Bernie Sanders Unleashes New Bill to Tackle 'Outrageous' CEO Pay
By April Fowell
- Democrats propose CEO pay tax targeting businesses with salaries over 50 times the average worker's pay.
- Tax plan aims to address income inequality, generate $150 billion in revenue over a decade.
- Legislative challenges include Senate approval (60 votes needed) and potential hurdles in the Republican-controlled House
Democrats are proposing to increase taxes on businesses whose CEO salaries are at least 50 times higher than those of the average worker. They claim that this legislation is necessary to curb corporate greed.

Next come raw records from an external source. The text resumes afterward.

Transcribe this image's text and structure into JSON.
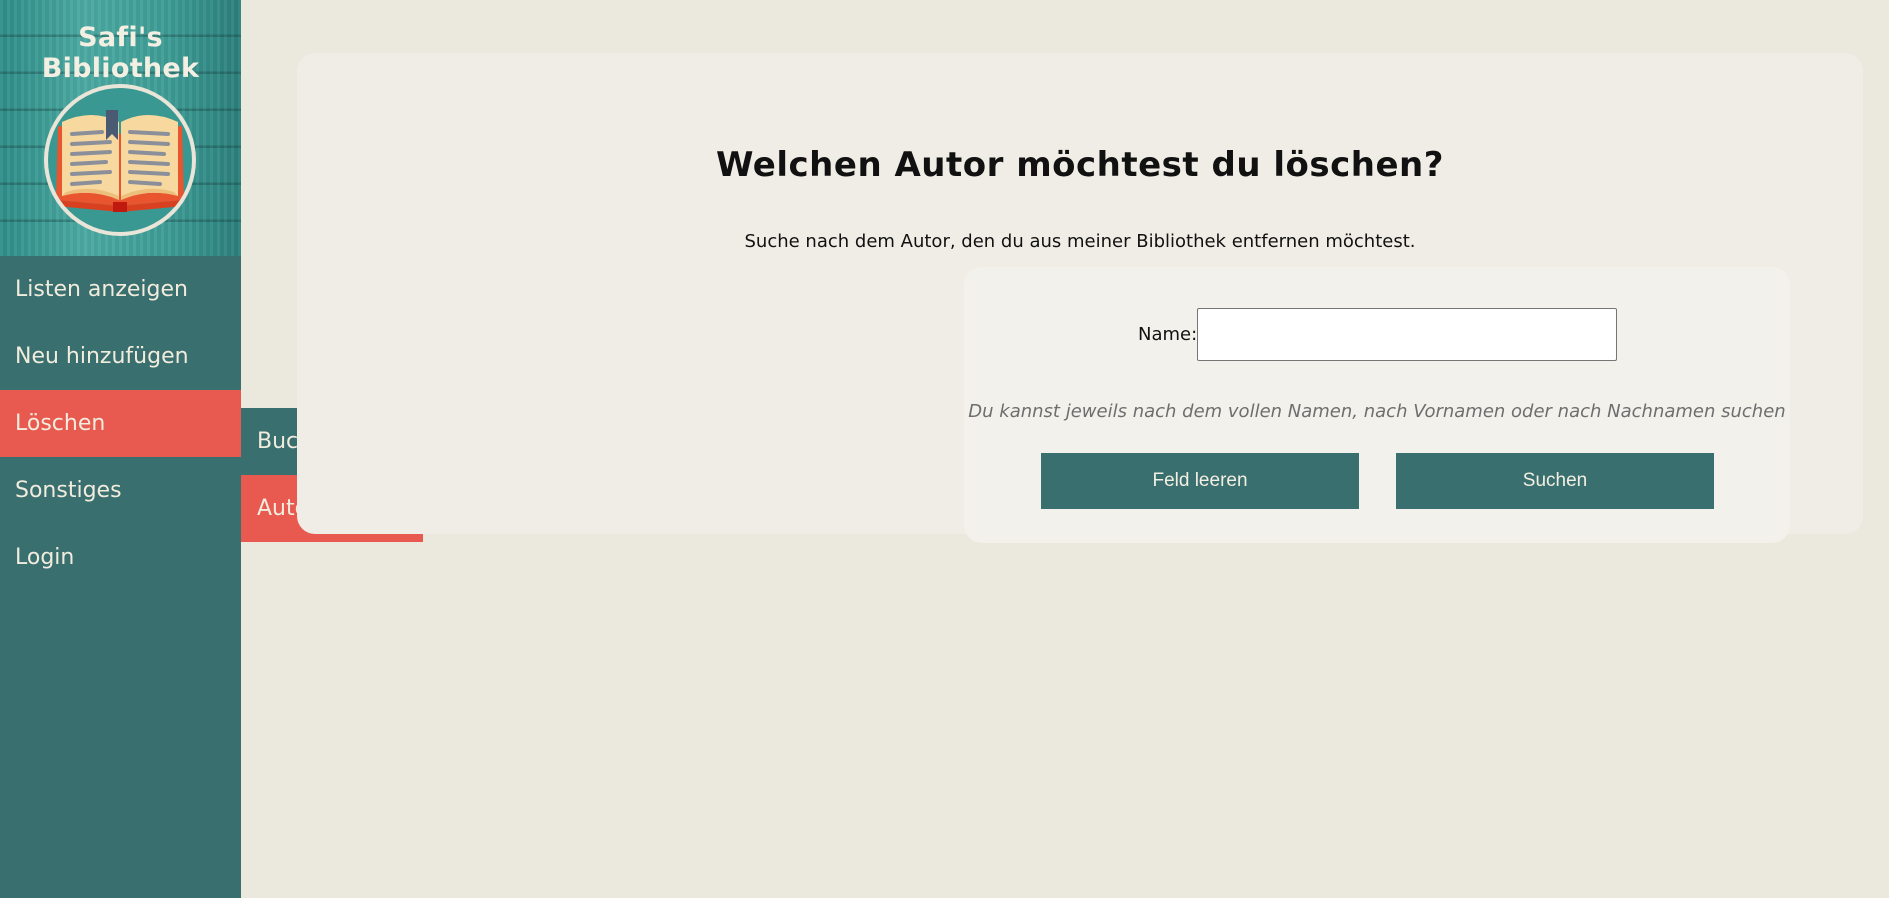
{
  "sidebar": {
    "title": "Safi's Bibliothek",
    "logo": "open-book-icon",
    "items": [
      {
        "label": "Listen anzeigen",
        "active": false
      },
      {
        "label": "Neu hinzufügen",
        "active": false
      },
      {
        "label": "Löschen",
        "active": true
      },
      {
        "label": "Sonstiges",
        "active": false
      },
      {
        "label": "Login",
        "active": false
      }
    ],
    "submenu": [
      {
        "label": "Buch löschen",
        "active": false
      },
      {
        "label": "Autor löschen",
        "active": true
      }
    ]
  },
  "main": {
    "heading": "Welchen Autor möchtest du löschen?",
    "description": "Suche nach dem Autor, den du aus meiner Bibliothek entfernen möchtest.",
    "form": {
      "name_label": "Name:",
      "name_value": "",
      "hint": "Du kannst jeweils nach dem vollen Namen, nach Vornamen oder nach Nachnamen suchen",
      "clear_label": "Feld leeren",
      "search_label": "Suchen"
    }
  },
  "colors": {
    "accent": "#396f6e",
    "active": "#e85a50",
    "background": "#ebe8dd",
    "card": "#f0ede6"
  }
}
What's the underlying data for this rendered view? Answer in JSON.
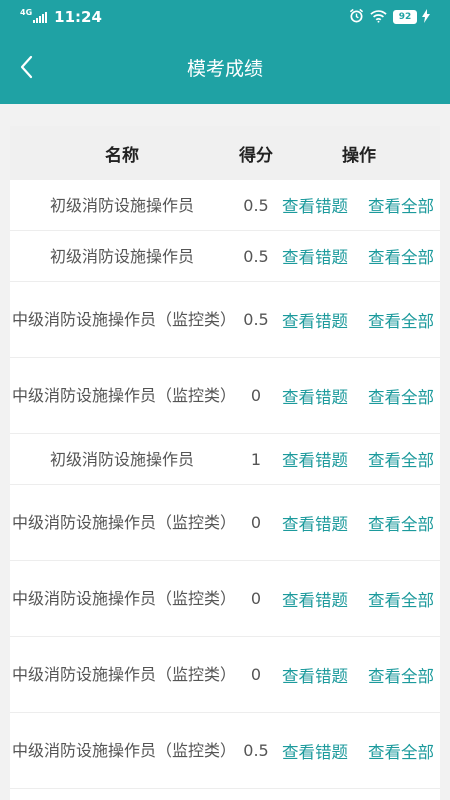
{
  "status_bar": {
    "network": "4G",
    "time": "11:24",
    "battery": "92"
  },
  "header": {
    "title": "模考成绩"
  },
  "table": {
    "headers": {
      "name": "名称",
      "score": "得分",
      "actions": "操作"
    },
    "action_labels": {
      "view_wrong": "查看错题",
      "view_all": "查看全部"
    },
    "rows": [
      {
        "name": "初级消防设施操作员",
        "score": "0.5"
      },
      {
        "name": "初级消防设施操作员",
        "score": "0.5"
      },
      {
        "name": "中级消防设施操作员（监控类）",
        "score": "0.5"
      },
      {
        "name": "中级消防设施操作员（监控类）",
        "score": "0"
      },
      {
        "name": "初级消防设施操作员",
        "score": "1"
      },
      {
        "name": "中级消防设施操作员（监控类）",
        "score": "0"
      },
      {
        "name": "中级消防设施操作员（监控类）",
        "score": "0"
      },
      {
        "name": "中级消防设施操作员（监控类）",
        "score": "0"
      },
      {
        "name": "中级消防设施操作员（监控类）",
        "score": "0.5"
      }
    ]
  },
  "colors": {
    "primary": "#1fa2a4",
    "link": "#1c9a9c",
    "header_row_bg": "#f0f0f0",
    "page_bg": "#f2f2f2"
  }
}
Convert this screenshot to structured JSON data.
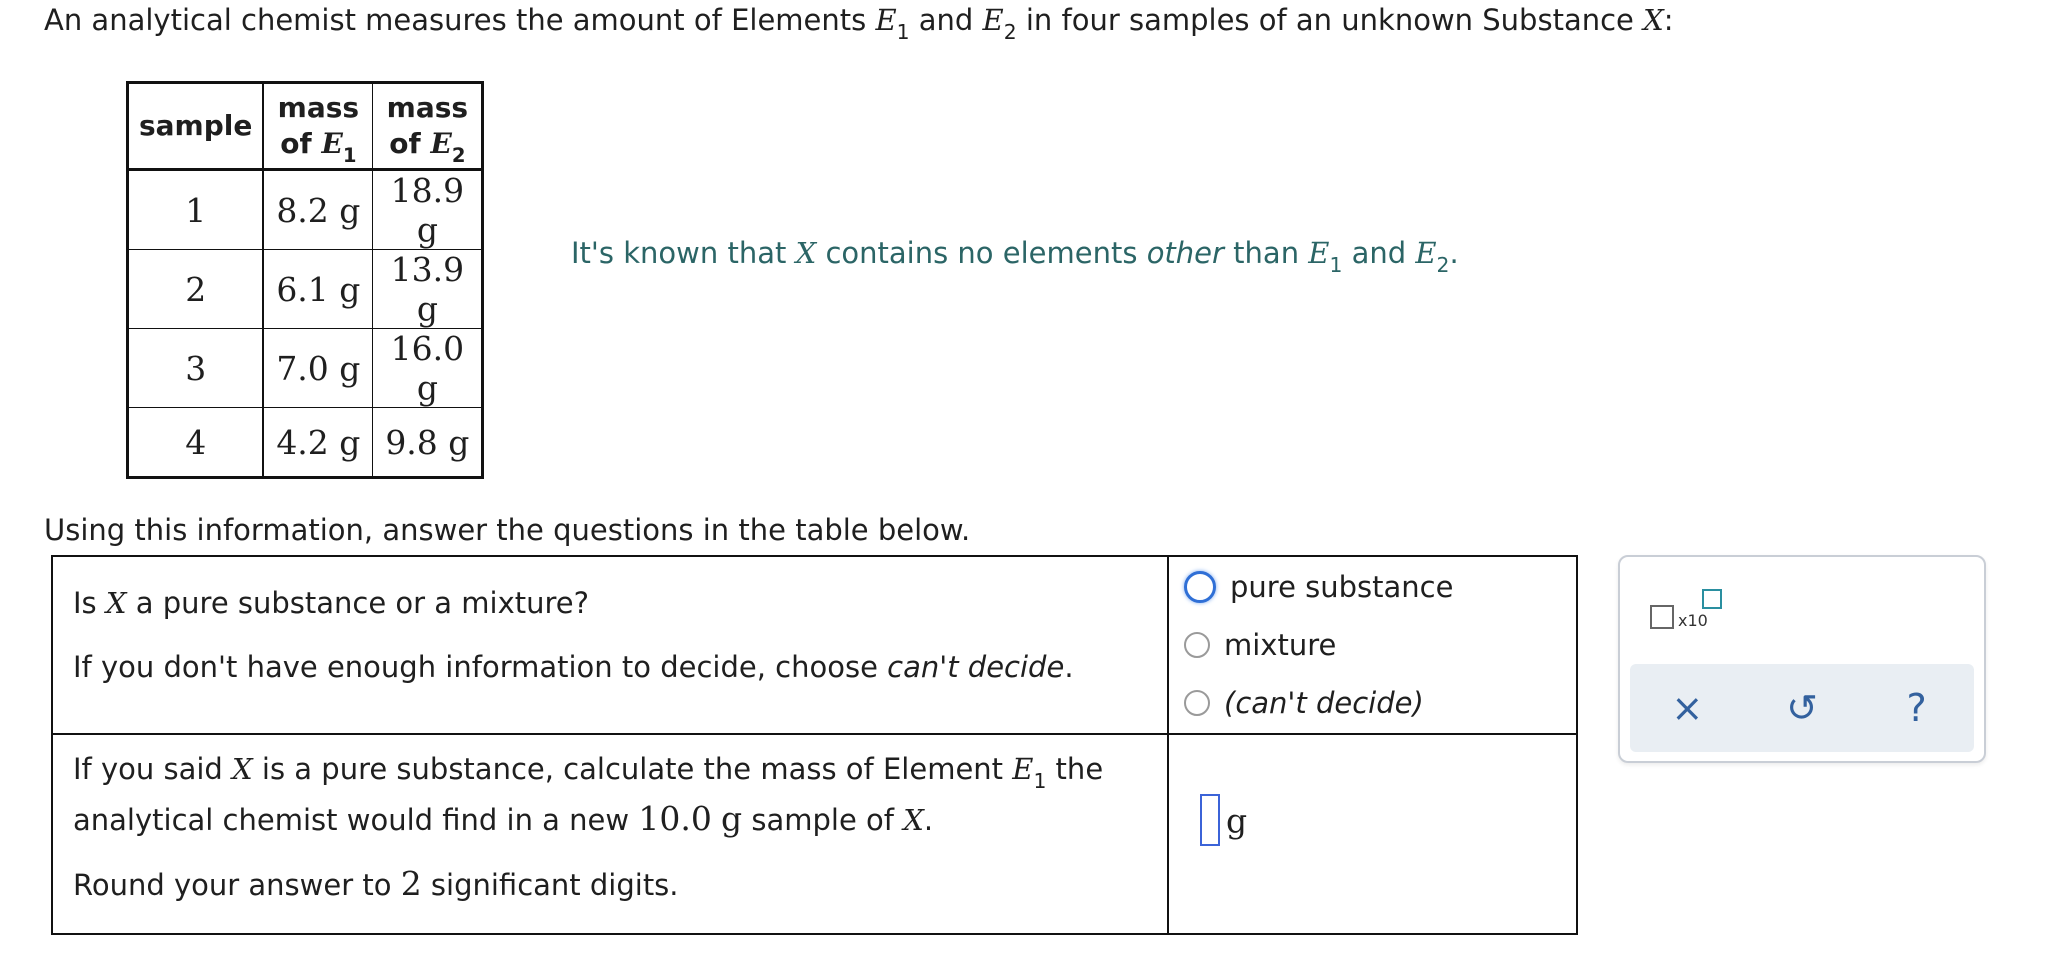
{
  "intro": {
    "p1": "An analytical chemist measures the amount of Elements ",
    "e1": "E",
    "s1": "1",
    "p2": " and ",
    "e2": "E",
    "s2": "2",
    "p3": " in four samples of an unknown Substance ",
    "x": "X",
    "p4": ":"
  },
  "data_table": {
    "header": {
      "sample": "sample",
      "mass1_top": "mass",
      "mass1_bottom": "of ",
      "e1": "E",
      "s1": "1",
      "mass2_top": "mass",
      "mass2_bottom": "of ",
      "e2": "E",
      "s2": "2"
    },
    "rows": [
      {
        "sample": "1",
        "e1": "8.2 g",
        "e2": "18.9 g"
      },
      {
        "sample": "2",
        "e1": "6.1 g",
        "e2": "13.9 g"
      },
      {
        "sample": "3",
        "e1": "7.0 g",
        "e2": "16.0 g"
      },
      {
        "sample": "4",
        "e1": "4.2 g",
        "e2": "9.8 g"
      }
    ]
  },
  "known": {
    "p1": "It's known that ",
    "x": "X",
    "p2": " contains no elements ",
    "other": "other",
    "p3": " than ",
    "e1": "E",
    "s1": "1",
    "p4": " and ",
    "e2": "E",
    "s2": "2",
    "p5": "."
  },
  "using": "Using this information, answer the questions in the table below.",
  "question1": {
    "line1_a": "Is ",
    "x": "X",
    "line1_b": " a pure substance or a mixture?",
    "line2_a": "If you don't have enough information to decide, choose ",
    "cant": "can't decide",
    "line2_b": "."
  },
  "options": [
    "pure substance",
    "mixture",
    "(can't decide)"
  ],
  "question2": {
    "l1_a": "If you said ",
    "x1": "X",
    "l1_b": " is a pure substance, calculate the mass of Element ",
    "e": "E",
    "s": "1",
    "l1_c": " the",
    "l2_a": "analytical chemist would find in a new ",
    "mass": "10.0",
    "g": "g",
    "l2_b": " sample of ",
    "x2": "X",
    "l2_c": ".",
    "l3_a": "Round your answer to ",
    "digits": "2",
    "l3_b": " significant digits."
  },
  "answer": {
    "unit": "g"
  },
  "tools": {
    "sci_label": "x10",
    "clear": "×",
    "undo": "↺",
    "help": "?"
  },
  "colors": {
    "teal_text": "#2b6566",
    "focus_blue": "#2f6fd6",
    "tool_blue": "#33619e"
  }
}
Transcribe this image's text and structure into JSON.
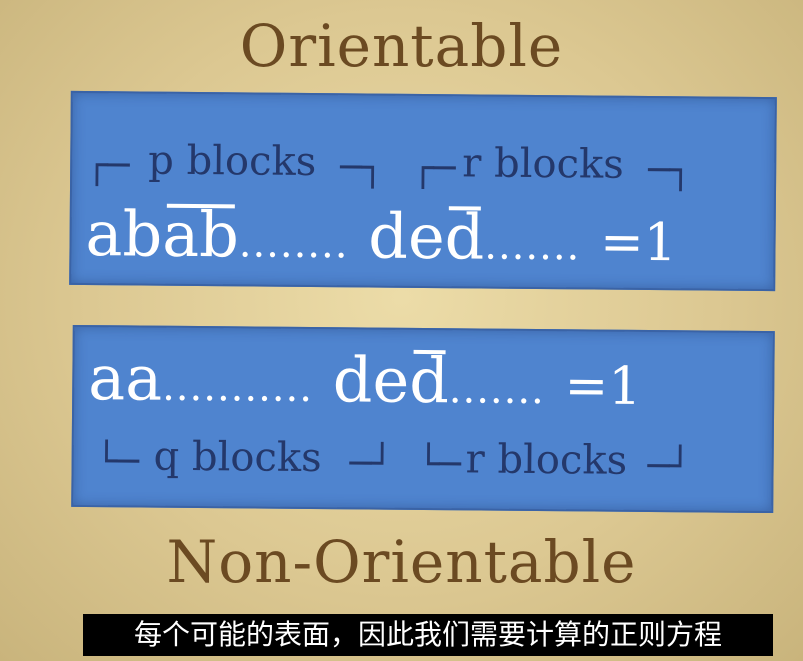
{
  "titles": {
    "top": "Orientable",
    "bottom": "Non-Orientable"
  },
  "orientable": {
    "p_label": "p blocks",
    "r_label": "r blocks",
    "word_a": "ab",
    "word_b": "ab",
    "dots1": "........",
    "word_c": "de",
    "word_d": "d",
    "dots2": ".......",
    "eq_one": "=1"
  },
  "non_orientable": {
    "q_label": "q blocks",
    "r_label": "r blocks",
    "word_a": "aa",
    "dots1": "...........",
    "word_c": "de",
    "word_d": "d",
    "dots2": ".......",
    "eq_one": "=1"
  },
  "subtitle": "每个可能的表面，因此我们需要计算的正则方程"
}
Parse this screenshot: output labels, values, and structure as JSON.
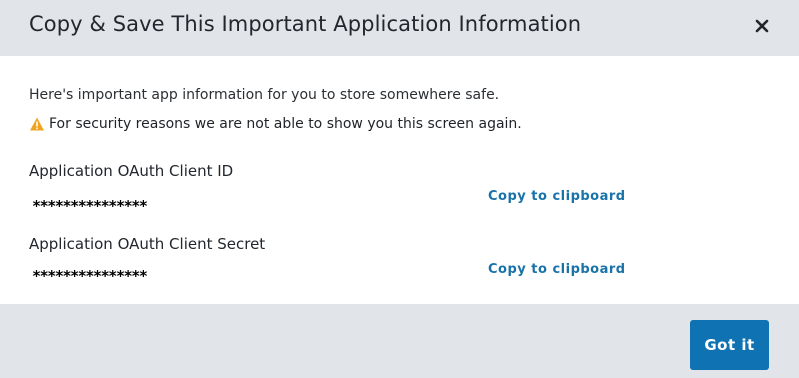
{
  "dialog": {
    "title": "Copy & Save This Important Application Information",
    "close_icon": "close-icon"
  },
  "body": {
    "intro": "Here's important app information for you to store somewhere safe.",
    "warning": {
      "icon": "warning-icon",
      "icon_color": "#f0a520",
      "text": "For security reasons we are not able to show you this screen again."
    },
    "fields": [
      {
        "label": "Application OAuth Client ID",
        "value": "***************",
        "copy_label": "Copy to clipboard"
      },
      {
        "label": "Application OAuth Client Secret",
        "value": "***************",
        "copy_label": "Copy to clipboard"
      }
    ]
  },
  "footer": {
    "confirm_label": "Got it"
  },
  "colors": {
    "header_bg": "#e1e5e9",
    "link": "#1a73a8",
    "primary_button": "#0f73b3"
  }
}
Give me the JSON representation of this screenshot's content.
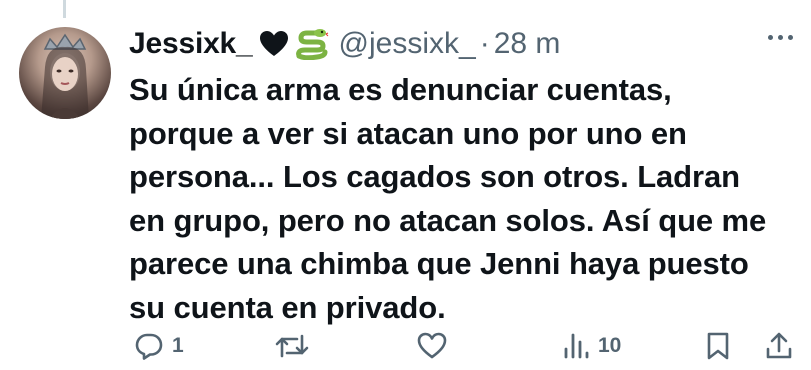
{
  "tweet": {
    "display_name": "Jessixk_",
    "name_emojis": [
      "black-heart-icon",
      "snake-icon"
    ],
    "handle": "@jessixk_",
    "separator": "·",
    "time": "28 m",
    "text": "Su única arma es denunciar cuentas,\nporque a ver si atacan uno por uno en\npersona... Los cagados son otros. Ladran\nen grupo, pero no atacan solos. Así que me\nparece una chimba que Jenni haya puesto\nsu cuenta en privado."
  },
  "actions": {
    "reply_count": "1",
    "repost_count": "",
    "like_count": "",
    "views_count": "10"
  },
  "icons": [
    "reply-icon",
    "repost-icon",
    "like-icon",
    "views-icon",
    "bookmark-icon",
    "share-icon",
    "more-icon"
  ],
  "colors": {
    "text": "#0f1419",
    "secondary": "#536471",
    "thread_line": "#cfd9de"
  }
}
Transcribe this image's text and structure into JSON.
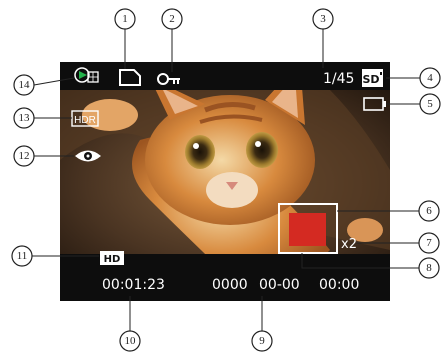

The union-backed plan would also need Treasury Department rules to stop businesses from dodging the tax by using contractors rather than workers, the senators said in a statement on Monday. The idea may have an impact on some of the biggest corporations and employers in the country.
They said that companies could avoid the tax increase by increasing worker pay and lowering CEO salaries. The bill could bring in $150 billion in revenue to the United States over a ten-year period.
Potential Impact on Corporate Giants
According to the organization, Walmart, Google, Home Depot, JPMorgan Chase, Nike, and McDonald's may all have to pay millions or maybe billions more in taxes.
"Americans across the political spectrum are outraged by the extreme gaps between CEO and worker pay," the organization stated. Sanders is an independent who often supports Democrats in caucuses.
In order to pass the Senate, which Democrats barely control 51-49, the plan would require 60 votes. The Republican-controlled House of Representatives, which must also approve the bill before sending it to Democratic U.S. President Joe Biden for signature into law, is another possible obstacle that needs to be overcome.
The approaching November U.S. elections may also make any attempt to enact such a package more difficult, given the significant impact the economy would have on Biden's reelection campaign.
American delegates, Chamber of Commerce, the largest U.S. business lobby, did not immediately react to a request for comment on the Tax Excessive CEO Pay Act, which was presented last week.
According to the proposed law, the bill would boost the tax rate on businesses whose CEO-to-worker wage ratio was above 50 to 1. The rise would begin with a 0.5 percentage-point increase when the top executive makes 50 to 100 times more than the typical worker in the company.
A maximum tax penalty of five percentage points would be imposed on companies that pay their top executives more than 500 times the average salary of an employee.
The senators stated that the ratio would be based on the highest-paid employee if the CEO did not get the biggest salary in the company. They also said that statistics on CEO-to-worker remuneration will be released for privately owned corporations.